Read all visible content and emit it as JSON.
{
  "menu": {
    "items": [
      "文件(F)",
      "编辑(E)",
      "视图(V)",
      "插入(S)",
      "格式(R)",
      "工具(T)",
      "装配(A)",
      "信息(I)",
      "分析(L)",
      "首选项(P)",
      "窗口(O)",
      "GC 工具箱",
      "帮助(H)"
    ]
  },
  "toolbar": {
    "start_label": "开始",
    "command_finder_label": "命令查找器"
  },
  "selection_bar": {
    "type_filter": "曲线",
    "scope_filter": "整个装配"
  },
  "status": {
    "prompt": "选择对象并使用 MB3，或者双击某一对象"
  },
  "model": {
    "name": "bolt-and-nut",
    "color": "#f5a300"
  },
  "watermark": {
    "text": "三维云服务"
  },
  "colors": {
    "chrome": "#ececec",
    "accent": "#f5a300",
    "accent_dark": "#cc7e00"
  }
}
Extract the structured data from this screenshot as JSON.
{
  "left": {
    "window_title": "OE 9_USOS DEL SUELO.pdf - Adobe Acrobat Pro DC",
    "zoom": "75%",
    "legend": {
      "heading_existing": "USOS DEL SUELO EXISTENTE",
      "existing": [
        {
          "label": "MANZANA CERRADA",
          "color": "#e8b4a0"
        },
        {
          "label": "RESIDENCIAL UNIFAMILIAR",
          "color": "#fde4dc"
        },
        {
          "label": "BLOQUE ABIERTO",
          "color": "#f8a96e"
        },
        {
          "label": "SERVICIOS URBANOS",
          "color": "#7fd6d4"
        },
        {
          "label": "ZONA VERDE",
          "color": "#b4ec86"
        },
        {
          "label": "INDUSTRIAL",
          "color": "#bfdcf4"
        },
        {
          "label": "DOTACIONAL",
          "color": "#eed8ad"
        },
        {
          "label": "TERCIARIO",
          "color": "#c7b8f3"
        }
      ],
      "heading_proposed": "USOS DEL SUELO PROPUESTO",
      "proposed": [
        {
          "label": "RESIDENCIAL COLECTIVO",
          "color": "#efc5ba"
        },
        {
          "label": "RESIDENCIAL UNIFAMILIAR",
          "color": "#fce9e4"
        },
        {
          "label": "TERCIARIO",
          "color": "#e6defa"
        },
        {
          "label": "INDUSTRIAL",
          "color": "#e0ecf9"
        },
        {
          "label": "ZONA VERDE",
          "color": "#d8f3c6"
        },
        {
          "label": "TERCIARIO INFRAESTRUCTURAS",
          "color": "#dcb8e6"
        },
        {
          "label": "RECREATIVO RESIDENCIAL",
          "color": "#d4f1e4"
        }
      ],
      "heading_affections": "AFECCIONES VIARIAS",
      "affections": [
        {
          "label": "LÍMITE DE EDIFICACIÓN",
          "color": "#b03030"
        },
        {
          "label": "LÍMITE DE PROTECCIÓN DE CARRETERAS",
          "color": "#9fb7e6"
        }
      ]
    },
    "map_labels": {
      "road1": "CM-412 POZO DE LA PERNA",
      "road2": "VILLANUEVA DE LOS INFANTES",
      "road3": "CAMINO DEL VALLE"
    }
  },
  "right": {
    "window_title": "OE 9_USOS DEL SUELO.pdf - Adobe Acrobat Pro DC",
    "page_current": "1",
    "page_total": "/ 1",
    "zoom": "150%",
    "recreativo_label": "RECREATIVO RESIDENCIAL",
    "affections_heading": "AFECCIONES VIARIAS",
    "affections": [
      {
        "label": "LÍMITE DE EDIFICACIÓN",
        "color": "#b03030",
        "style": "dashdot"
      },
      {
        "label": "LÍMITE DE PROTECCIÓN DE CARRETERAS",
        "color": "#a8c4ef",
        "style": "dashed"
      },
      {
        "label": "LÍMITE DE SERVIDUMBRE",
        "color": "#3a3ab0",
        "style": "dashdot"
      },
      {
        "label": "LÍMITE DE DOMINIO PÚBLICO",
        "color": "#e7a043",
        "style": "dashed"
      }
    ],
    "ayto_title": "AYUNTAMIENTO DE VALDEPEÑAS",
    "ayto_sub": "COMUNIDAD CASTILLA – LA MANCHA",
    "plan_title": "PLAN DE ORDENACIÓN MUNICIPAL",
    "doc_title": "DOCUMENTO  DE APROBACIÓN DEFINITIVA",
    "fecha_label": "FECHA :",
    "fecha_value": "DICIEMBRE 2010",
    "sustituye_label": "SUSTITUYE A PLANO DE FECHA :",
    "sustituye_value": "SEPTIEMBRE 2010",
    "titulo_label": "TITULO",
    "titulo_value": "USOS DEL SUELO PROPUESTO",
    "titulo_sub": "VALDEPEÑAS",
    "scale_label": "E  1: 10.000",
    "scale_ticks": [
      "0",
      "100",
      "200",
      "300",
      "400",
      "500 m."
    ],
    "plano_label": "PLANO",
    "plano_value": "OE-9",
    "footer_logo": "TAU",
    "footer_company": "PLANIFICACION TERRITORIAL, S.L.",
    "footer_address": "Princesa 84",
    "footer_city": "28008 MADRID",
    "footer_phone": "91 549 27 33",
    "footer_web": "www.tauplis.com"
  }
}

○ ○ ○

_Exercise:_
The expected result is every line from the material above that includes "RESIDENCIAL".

_Answer area:_
          "label": "RESIDENCIAL UNIFAMILIAR",
          "label": "RESIDENCIAL COLECTIVO",
          "label": "RESIDENCIAL UNIFAMILIAR",
          "label": "RECREATIVO RESIDENCIAL",
    "recreativo_label": "RECREATIVO RESIDENCIAL",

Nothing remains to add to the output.